We first visited Achzivland almost three years ago to the day. It was exactly one year to the day that Eli Avivi passed away. Rina was there with several of their old friends remembering times past. Long gone ere the concerts and parties. The main house, now a museum open to the public, was in terrible disrepair. Still, it was not hard to envision groups of revelrers dancing around a fire or hanging around the salon. A few people come by to swim at the beach. But the sun-worshipping youth have now been replaced by large Arab men, their fully-covered wives sitting on the sand. We went again last year and met Ofer, helping out around the property before his army service. His parents were regulars at the beach compound years ago. He remembered the tail end of Achzivland’s glorious past.
Our good friend, Norman (now of blessed memory) had also told us of the place in its heyday. He had come to Israel the summer of 1974 to work on a nearby kibbutz. After his stint there had ended, he met a gorgeous blonde from Sweden. It was an August romance, the tale of the girl that got away. The guests and rock stars that were there. Swimming in the Mediterranean on a moonlit night. Barbecues on the beach. His ”Lagatha” returned to Sweden, he stayed in Israel… and so it goes.
We return infrequently to that idyllic beach. The large lot next door is now a national park/ lifeguarded beach where families come to picnic and swim. The strains of music have been replaced by the sounds of children. It’s a completely different vibe. At Achziv, Rina still rents out cabins called tzimmers, mostly to the locals. They are quite rudimentary, but fitting for the beach. Old timers occasionally spend a summer weekend there, chatting with Rina and recounting tales of the past.
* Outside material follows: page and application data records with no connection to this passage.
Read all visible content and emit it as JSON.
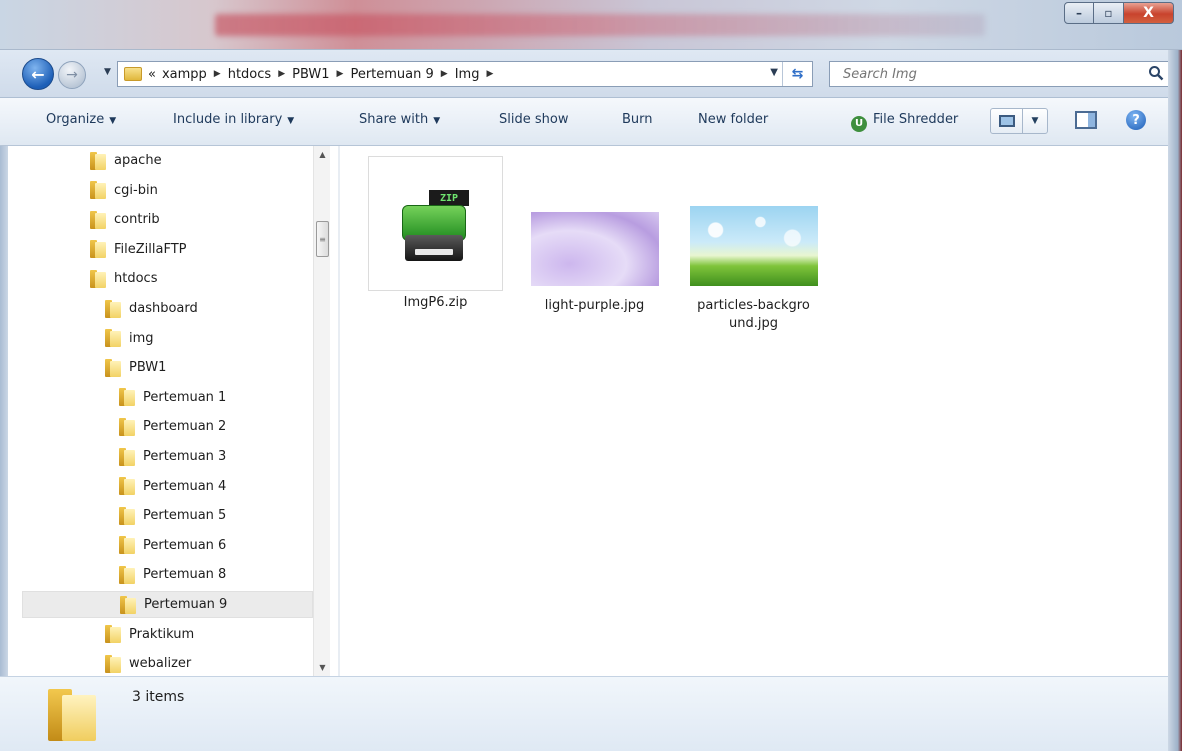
{
  "window": {
    "minimize_label": "–",
    "maximize_label": "▫",
    "close_label": "X"
  },
  "nav": {
    "back_glyph": "←",
    "forward_glyph": "→",
    "overflow": "«",
    "breadcrumbs": [
      "xampp",
      "htdocs",
      "PBW1",
      "Pertemuan 9",
      "Img"
    ],
    "search_placeholder": "Search Img"
  },
  "toolbar": {
    "organize": "Organize",
    "include_in_library": "Include in library",
    "share_with": "Share with",
    "slide_show": "Slide show",
    "burn": "Burn",
    "new_folder": "New folder",
    "file_shredder": "File Shredder"
  },
  "tree": [
    {
      "label": "apache",
      "level": 0
    },
    {
      "label": "cgi-bin",
      "level": 0
    },
    {
      "label": "contrib",
      "level": 0
    },
    {
      "label": "FileZillaFTP",
      "level": 0
    },
    {
      "label": "htdocs",
      "level": 0
    },
    {
      "label": "dashboard",
      "level": 1
    },
    {
      "label": "img",
      "level": 1
    },
    {
      "label": "PBW1",
      "level": 1
    },
    {
      "label": "Pertemuan 1",
      "level": 2
    },
    {
      "label": "Pertemuan 2",
      "level": 2
    },
    {
      "label": "Pertemuan 3",
      "level": 2
    },
    {
      "label": "Pertemuan 4",
      "level": 2
    },
    {
      "label": "Pertemuan 5",
      "level": 2
    },
    {
      "label": "Pertemuan 6",
      "level": 2
    },
    {
      "label": "Pertemuan 8",
      "level": 2
    },
    {
      "label": "Pertemuan 9",
      "level": 2,
      "selected": true
    },
    {
      "label": "Praktikum",
      "level": 1
    },
    {
      "label": "webalizer",
      "level": 1
    }
  ],
  "files": [
    {
      "name": "ImgP6.zip",
      "icon": "zip-archive-icon",
      "badge": "ZIP"
    },
    {
      "name": "light-purple.jpg",
      "icon": "image-thumbnail"
    },
    {
      "name_line1": "particles-backgro",
      "name_line2": "und.jpg",
      "icon": "image-thumbnail"
    }
  ],
  "status": {
    "item_count": "3 items"
  },
  "colors": {
    "accent": "#1e395b",
    "selection": "#ebebeb",
    "close_button": "#c8432d"
  }
}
If you visit, make sure to bring your passport and have it stamped with the seal of this interesting micronation.